Dee’s original career in physiotherapy provided her with an understanding of anatomy and body kinetics. She pursued studies at Capilano University and Emily Carr University of Art and Design, launching her art career at a group exhibition eight years ago. 

“I’ve always had an interest in how the body works and that kind of thing,” Dee said. “I’ve done a lot of still life drawing and realistic figurative drawing. I got to a point where I knew I was still interested in figurative painting but I wasn’t interested in accurate representations. I became more interested in ideas that were broader than capturing specific people.” 

Her work on Public Pool began at the beginning of the COVID-19 pandemic, when social distancing rules were put into effect. Grappling with loneliness and separation, Dee searched for a setting rife with human connection. The pool — where strangers strip their clothes and define territorial boundaries with colourful beach towels — fit the bill. 

“Everyone’s close [at the pool], especially in Europe where there isn’t as much space,” Dee said. “Somehow in public gatherings when different people come together, the rules are different, but people still understand the rules. I was thinking of how my own experience of going to public places like a market. You don’t necessarily speak to everyone or anyone, but being around people gives you a sense of connection.” 

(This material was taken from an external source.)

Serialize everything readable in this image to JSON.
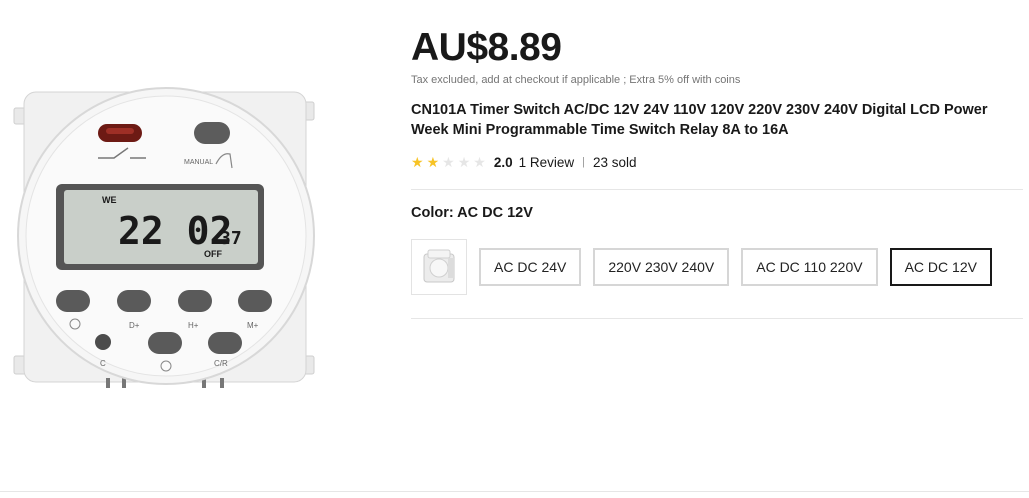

Oversized swans appear in paintings like Untitled (Swan Lake) and I Didn’t Even Ask Her What Music She Likes. For Dee, the avian image was a literal echo of “black swan events” — the once-in-a-century pandemic and social unrest. “I was thinking about the black-and-white of division and separation again,” she said. “And so there are black and white swans that appear as floaties.” 

Suzo Hickey’s exhibition of landscapes, Small Fish Big Landscape, arose from freedom she found during initial COVID lockdowns. “Every show I had was cancelled,” she recalled. “All of a sudden you could do whatever you want. You’re not going anywhere, so I thought: what’s around me that I can access?” 

Hickey’s acrylic paintings portray timeworn structures in contexts unique to her northern B.C. home. In Port Essington Pilings, the timber uprights that once supported a bustling boardwalk are winnowed to the size and shade of bullrushes. Across From Roosevelt School depicts a web of power distribution lines and transformers suspended from wooden poles that blend into nearby evergreens.  

Wilderness and rough-hewn domesticity are comfortable neighbours, as in Picaso’s Underpants, in which starched briefs flap on a laundry line against a distant background of unspoiled forest. 

“There’s lots of space up north,” said Hickey. “It’s kind of empty up there, even in the summer. When you drive from Prince Rupert to Terrace, there’s not even another place [between the cities].” 

Highways and angular mountain ranges appear frequently in Hickey’s works. She was trained at Emily Carr in the early 1990s, and finds that her style of richly-hued realism has become occasionally infused with unexpected geometric shapes and symmetries. 

“My style just keeps evolving and going in new directions,” said Hickey. “It’s just going to keep changing the more you paint, and then you think: well, that really works. If you look at your work chronologically, you can see the colours that you really like. And then it starts to change; you get a new colour. It’s just like the polka dots that started happening [in my paintings] in 2019. I just thought they were so wonderful and fun and you never knew what they’re going to resemble—spots on a windshield, or wild leaves blowing in the wind.” 

Public Pool and Small Fish Big Landscape remain at the the Gibsons Public Art Gallery until July 24. The gallery is open every day from 11 a.m. to 4 p.m. Admission is by donation.